As always Steamforged miniatures are extremely detailed and well crafted. The adventures can really come to life with the minis. The rataclysm is a sight to behold and the cats and dogs are so detailed you wish you could dress up your pups and kittens so cutely. Each figure is able to painted without need for being primed and each figure has enough detail and texture to hold just enough paint to actually look how it’s supposed to. The fur will look like fur instead of a singular patch of color etc. The great thing about any of these minis is that they’re 5e compatible and scaled appropriately. So movement rules can easily be applied and there is no need for changing/tweaking rules.

The rataclysm. Amazing artwork and figurine.

Overall, Secrets of Gullet Cove serves as a sourcebook to get your fix of including animals into your D&D campaigns. If that is what you are after then this is the perfect sourcebook for you. You can easily include Saint Bernards, Labs, Sphinxes and Chihuahuas into your party. If you’re looking for a new area to explore with your established party, this is a great tool as well. You can come in with your established party and just start an adventure with little additional effort. There are plenty of NPCs so if your players do not want to role-play an awakened animal, the DM can be their guide in Gullet Cove. For DMs it includes a guide for how to run Animal Adventures campaigns and how to keep things light and cheerful. However, if you’re looking for dark, gritty and grim adventures then you’re out of luck. You can still run the game like this but it just doesn’t work very well. It would be like watching a Disney movie while expecting the mayhem of The Purge. It wouldn’t make a lot of sense. It can still be done since it is an RPG and all things are possible in an RPG, but it just feels wrong. These are adorable little cats and dogs that can suddenly talk and perform amazing feats, why would you not want them to be happy little creatures that can perhaps be beaten but not bruised? Animal Adventures can be extremely fun with kids as kids are already in the Disney movie mode. If you are looking to play D&D with younger kids or fans of Disney/Pixar/Dreamworks, then this is the perfect sourcebook.
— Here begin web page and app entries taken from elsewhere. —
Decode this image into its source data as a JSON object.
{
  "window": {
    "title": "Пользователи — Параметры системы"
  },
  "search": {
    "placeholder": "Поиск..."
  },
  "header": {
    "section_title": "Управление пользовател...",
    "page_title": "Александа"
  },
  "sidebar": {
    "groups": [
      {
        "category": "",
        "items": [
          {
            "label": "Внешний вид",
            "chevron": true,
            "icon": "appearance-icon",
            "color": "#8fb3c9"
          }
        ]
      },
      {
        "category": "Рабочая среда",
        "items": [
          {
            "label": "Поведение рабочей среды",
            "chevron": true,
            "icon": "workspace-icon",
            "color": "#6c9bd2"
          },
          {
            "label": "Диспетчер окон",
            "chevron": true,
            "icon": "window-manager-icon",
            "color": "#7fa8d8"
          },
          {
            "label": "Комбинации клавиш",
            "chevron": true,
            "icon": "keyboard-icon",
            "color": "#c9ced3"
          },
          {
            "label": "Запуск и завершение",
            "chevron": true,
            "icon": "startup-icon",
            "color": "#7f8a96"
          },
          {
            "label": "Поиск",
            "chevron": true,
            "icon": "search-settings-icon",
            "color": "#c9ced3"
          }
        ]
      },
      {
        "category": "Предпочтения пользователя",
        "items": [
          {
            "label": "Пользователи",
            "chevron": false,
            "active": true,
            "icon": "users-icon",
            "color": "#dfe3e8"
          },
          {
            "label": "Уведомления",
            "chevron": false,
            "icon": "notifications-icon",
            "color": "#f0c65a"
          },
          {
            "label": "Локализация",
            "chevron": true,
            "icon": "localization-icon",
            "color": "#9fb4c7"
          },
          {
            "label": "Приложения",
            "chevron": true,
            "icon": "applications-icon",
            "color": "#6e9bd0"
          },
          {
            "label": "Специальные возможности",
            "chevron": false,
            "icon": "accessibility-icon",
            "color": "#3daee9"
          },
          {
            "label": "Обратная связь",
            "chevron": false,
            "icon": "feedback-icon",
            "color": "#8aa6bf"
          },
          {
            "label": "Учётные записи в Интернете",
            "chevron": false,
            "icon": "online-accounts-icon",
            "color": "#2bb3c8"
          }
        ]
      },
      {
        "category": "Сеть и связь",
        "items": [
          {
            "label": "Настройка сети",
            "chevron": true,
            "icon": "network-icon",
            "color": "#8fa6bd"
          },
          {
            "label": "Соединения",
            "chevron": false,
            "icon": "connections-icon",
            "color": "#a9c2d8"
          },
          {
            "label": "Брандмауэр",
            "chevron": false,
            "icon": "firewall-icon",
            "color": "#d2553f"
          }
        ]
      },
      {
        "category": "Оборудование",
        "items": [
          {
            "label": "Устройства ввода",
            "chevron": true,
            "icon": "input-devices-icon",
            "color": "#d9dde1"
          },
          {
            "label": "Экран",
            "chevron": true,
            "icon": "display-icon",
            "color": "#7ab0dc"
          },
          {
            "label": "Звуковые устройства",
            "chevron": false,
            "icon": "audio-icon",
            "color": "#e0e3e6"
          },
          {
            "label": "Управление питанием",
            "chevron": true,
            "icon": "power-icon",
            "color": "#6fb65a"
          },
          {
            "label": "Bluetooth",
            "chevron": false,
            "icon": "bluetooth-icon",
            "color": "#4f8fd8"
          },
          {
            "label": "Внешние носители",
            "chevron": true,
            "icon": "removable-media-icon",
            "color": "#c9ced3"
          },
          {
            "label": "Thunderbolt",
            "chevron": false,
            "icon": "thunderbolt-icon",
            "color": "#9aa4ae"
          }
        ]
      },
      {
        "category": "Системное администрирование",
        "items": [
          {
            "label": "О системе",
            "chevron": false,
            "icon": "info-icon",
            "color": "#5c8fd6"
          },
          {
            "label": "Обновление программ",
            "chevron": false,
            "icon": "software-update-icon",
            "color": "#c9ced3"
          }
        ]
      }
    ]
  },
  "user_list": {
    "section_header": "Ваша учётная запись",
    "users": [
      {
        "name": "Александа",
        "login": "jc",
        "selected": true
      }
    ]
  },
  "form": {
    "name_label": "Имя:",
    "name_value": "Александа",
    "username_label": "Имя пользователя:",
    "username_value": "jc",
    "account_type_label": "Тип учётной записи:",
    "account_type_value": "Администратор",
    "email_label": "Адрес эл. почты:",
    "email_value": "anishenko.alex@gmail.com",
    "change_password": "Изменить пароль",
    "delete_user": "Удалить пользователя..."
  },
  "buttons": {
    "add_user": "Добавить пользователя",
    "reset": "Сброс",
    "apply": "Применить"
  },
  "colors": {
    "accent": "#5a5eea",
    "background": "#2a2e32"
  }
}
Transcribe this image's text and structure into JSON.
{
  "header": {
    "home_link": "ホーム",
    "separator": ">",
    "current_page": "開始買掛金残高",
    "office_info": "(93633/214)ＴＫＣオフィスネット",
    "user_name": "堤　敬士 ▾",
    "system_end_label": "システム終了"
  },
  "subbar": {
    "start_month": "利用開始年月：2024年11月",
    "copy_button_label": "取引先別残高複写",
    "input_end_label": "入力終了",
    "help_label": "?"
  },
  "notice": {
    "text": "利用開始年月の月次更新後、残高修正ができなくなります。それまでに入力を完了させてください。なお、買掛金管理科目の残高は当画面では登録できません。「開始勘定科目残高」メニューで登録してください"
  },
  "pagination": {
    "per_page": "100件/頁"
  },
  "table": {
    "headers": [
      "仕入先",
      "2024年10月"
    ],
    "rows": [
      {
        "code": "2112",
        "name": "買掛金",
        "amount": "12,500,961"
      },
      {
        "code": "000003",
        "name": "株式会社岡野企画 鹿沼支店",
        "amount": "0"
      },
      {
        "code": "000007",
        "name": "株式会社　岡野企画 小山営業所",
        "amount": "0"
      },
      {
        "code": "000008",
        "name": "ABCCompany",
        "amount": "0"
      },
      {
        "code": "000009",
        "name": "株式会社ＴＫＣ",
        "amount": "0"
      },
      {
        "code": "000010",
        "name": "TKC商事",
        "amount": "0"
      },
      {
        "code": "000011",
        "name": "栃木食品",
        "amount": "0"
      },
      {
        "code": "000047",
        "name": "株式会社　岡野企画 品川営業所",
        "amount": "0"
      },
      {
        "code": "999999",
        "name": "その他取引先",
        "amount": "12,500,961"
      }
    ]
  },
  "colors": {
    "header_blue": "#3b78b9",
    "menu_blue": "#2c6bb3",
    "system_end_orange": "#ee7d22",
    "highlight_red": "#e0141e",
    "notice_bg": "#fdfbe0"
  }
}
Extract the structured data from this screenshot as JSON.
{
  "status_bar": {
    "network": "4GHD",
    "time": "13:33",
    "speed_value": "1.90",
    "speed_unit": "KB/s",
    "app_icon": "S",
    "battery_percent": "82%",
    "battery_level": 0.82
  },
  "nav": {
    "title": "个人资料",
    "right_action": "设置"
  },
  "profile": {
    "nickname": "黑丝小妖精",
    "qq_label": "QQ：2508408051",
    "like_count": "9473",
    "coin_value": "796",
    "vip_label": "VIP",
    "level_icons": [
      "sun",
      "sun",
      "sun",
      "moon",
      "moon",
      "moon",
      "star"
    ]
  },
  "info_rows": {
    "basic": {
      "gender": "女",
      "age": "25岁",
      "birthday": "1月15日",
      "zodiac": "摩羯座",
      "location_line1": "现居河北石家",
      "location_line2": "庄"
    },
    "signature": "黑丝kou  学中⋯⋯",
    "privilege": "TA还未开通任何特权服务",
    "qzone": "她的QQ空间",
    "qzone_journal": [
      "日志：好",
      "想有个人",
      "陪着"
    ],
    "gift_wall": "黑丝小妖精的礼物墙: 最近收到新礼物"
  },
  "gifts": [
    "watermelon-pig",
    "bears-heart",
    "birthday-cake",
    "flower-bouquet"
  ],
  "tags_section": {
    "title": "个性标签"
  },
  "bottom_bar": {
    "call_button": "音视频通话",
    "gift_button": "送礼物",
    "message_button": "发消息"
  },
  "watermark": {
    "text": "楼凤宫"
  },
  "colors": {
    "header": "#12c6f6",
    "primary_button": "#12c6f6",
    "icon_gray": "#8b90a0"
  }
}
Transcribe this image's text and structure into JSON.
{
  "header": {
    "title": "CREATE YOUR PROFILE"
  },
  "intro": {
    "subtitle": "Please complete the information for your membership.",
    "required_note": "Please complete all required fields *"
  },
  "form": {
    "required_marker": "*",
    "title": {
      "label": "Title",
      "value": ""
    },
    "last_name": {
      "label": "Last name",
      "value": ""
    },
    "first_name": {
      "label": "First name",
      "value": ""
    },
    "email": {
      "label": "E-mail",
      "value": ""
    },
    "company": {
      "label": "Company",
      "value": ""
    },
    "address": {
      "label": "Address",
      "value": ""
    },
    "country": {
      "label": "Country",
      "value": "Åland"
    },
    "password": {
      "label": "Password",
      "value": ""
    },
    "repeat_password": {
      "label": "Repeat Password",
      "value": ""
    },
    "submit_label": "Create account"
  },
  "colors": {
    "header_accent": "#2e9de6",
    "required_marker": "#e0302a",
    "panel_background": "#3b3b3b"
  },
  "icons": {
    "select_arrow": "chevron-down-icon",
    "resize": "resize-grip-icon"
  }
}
Language Barrier Playability: Don’t even try. This would be impossible to play with a language barrier unless you’re absolutely prepared to translate an entire book, every conversation, every rule and everything that everyone says.

Replayability: Infinite. The sourcebook provides enough material to come up with your own campaigns and adventures so the gameplay is potentially infinite.

Artwork: Beautiful. The artwork really immerses you in the world of Animal Adventures. Colors are bright, animals are smiling and wearing adventuring gear. Half-orcs and tieflings lurk in the pages and share the same brightness and happiness as their four legged counterparts.

Strategy: Not applicable. This is an RPG so it can include strategy but it is not essential to gameplay.

Quality: Excellent. The sourcebook is very well made, high gloss pages, I was unable to find any typos (which is rare for even short instruction manuals!) The minis are also extremely detailed and well made.

Instruction Manual: Excellent. The whole book is a giant instruction manual and it is very well made.

Organization: The minis all have their place in the boxes and are easily stored. The Secrets of Gullet Cove sourcebook is a book so it will fit anywhere books can fit. They both take up minimal shelf space but if we’re being nitpicky, the boxes for the minis could potentially be smaller if you choose to keep the boxes to display.

Leave a Reply

Fill in your details below or click an icon to log in: Logo

You are commenting using your account. Log Out /  Change )

Twitter picture

You are commenting using your Twitter account. Log Out /  Change )

Facebook photo

You are commenting using your Facebook account. Log Out /  Change )

Connecting to %s